Customs & Traditions


The image on the left is of the booklet, published in the CH Heritage Series, titled Customs and Traditions.  This booklet describes and illustrates annual activities which are (or were, if discontinued) essentially unique to CH, often involving a rich and special pageantry.  Daily activities which are unique to CH, such as wearing the uniform and Band Parade, are described in the CH Heritage Series booklet School Life.

St Matthew’s Day, 21 September, has since at least 1557 been an important day in the calendar of not only CH, but also of the other Royal Hospitals of St Bartholomew, Bethlem, Bridewell and St Thomas, for that was the day on which their Governors were announced and a list given to the Lord Mayor for his ceremonial approval.  The modern celebration, usually on the Friday nearest to 21 September, involves a visit to the City of London by the choir, the band and senior pupils for a service in a City church and a meeting with the Lord Mayor to receive a gift of newly minted money.  It continued in 1903 after the boys’ school had moved to Horsham. 

The CH Band has played at The Lord Mayor’s Show every year since 1981.  The pageant is the world’s oldest civic procession, held on the second Saturday in November.

The annual orations, now given by the Senior Grecian on Speech Day in the summer term and attended by the Lord Mayor, were originally given by all Grecians leaving for University, in a variety of languages, in London on St Matthew’s Day until a separate Speech Day was arranged in 1871.

The end of the school year is marked by the Leaving Service, at which pupils leaving are given a Presentation Bible and receive The Charge, and by Beating Retreat when the band plays Sussex by the Sea and then Auld Lang Syne.

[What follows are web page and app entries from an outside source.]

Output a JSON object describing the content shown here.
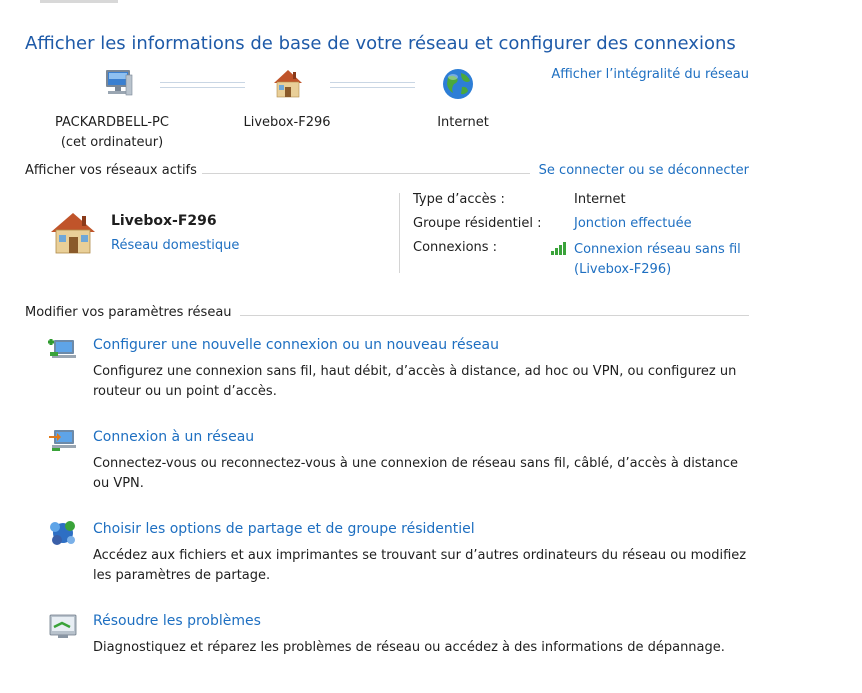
{
  "header": {
    "title": "Afficher les informations de base de votre réseau et configurer des connexions",
    "full_map_link": "Afficher l’intégralité du réseau"
  },
  "network_map": {
    "computer_name": "PACKARDBELL-PC",
    "computer_sub": "(cet ordinateur)",
    "router_name": "Livebox-F296",
    "internet_label": "Internet"
  },
  "active_networks": {
    "heading": "Afficher vos réseaux actifs",
    "connect_link": "Se connecter ou se déconnecter",
    "network_name": "Livebox-F296",
    "network_type": "Réseau domestique",
    "access_type_label": "Type d’accès :",
    "access_type_value": "Internet",
    "homegroup_label": "Groupe résidentiel :",
    "homegroup_value": "Jonction effectuée",
    "connections_label": "Connexions :",
    "connection_line1": "Connexion réseau sans fil",
    "connection_line2": "(Livebox-F296)"
  },
  "settings": {
    "heading": "Modifier vos paramètres réseau",
    "tasks": [
      {
        "title": "Configurer une nouvelle connexion ou un nouveau réseau",
        "line1": "Configurez une connexion sans fil, haut débit, d’accès à distance, ad hoc ou VPN, ou configurez un",
        "line2": "routeur ou un point d’accès."
      },
      {
        "title": "Connexion à un réseau",
        "line1": "Connectez-vous ou reconnectez-vous à une connexion de réseau sans fil, câblé, d’accès à distance",
        "line2": "ou VPN."
      },
      {
        "title": "Choisir les options de partage et de groupe résidentiel",
        "line1": "Accédez aux fichiers et aux imprimantes se trouvant sur d’autres ordinateurs du réseau ou modifiez",
        "line2": "les paramètres de partage."
      },
      {
        "title": "Résoudre les problèmes",
        "line1": "Diagnostiquez et réparez les problèmes de réseau ou accédez à des informations de dépannage."
      }
    ]
  },
  "icons": {
    "computer": "computer-icon",
    "house": "house-icon",
    "globe": "globe-icon",
    "signal": "wifi-signal-icon",
    "new_connection": "new-connection-icon",
    "connect": "connect-network-icon",
    "sharing": "homegroup-sharing-icon",
    "troubleshoot": "troubleshoot-icon"
  },
  "colors": {
    "link": "#1e6fc1",
    "title": "#1e5aa8",
    "signal": "#3aa33a"
  }
}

Amongst its many Royal connections, the CH Senior pupil has traditionally greeted the new Sovereign with a loyal address on their first entry to the City of London, a custom stretching back to 1553. 

CH pupils drew the tickets for the National State Lottery from 1694 until they ceased in 1826.  Bluecoat boys appeared on many Lottery flyers, in many engravings and cartoons which depicted the lottery and on a halfpenny token issued in 1795.

Some of the many other customs and traditions covered in the booklet include the Public Suppers which used to be held in the Great Hall in London, one of which Queen Victoria attended in 1845, the Spital Sermons which pre-date CH and which still take place annually and the free entry still granted to the Tower of London to pupils in uniform.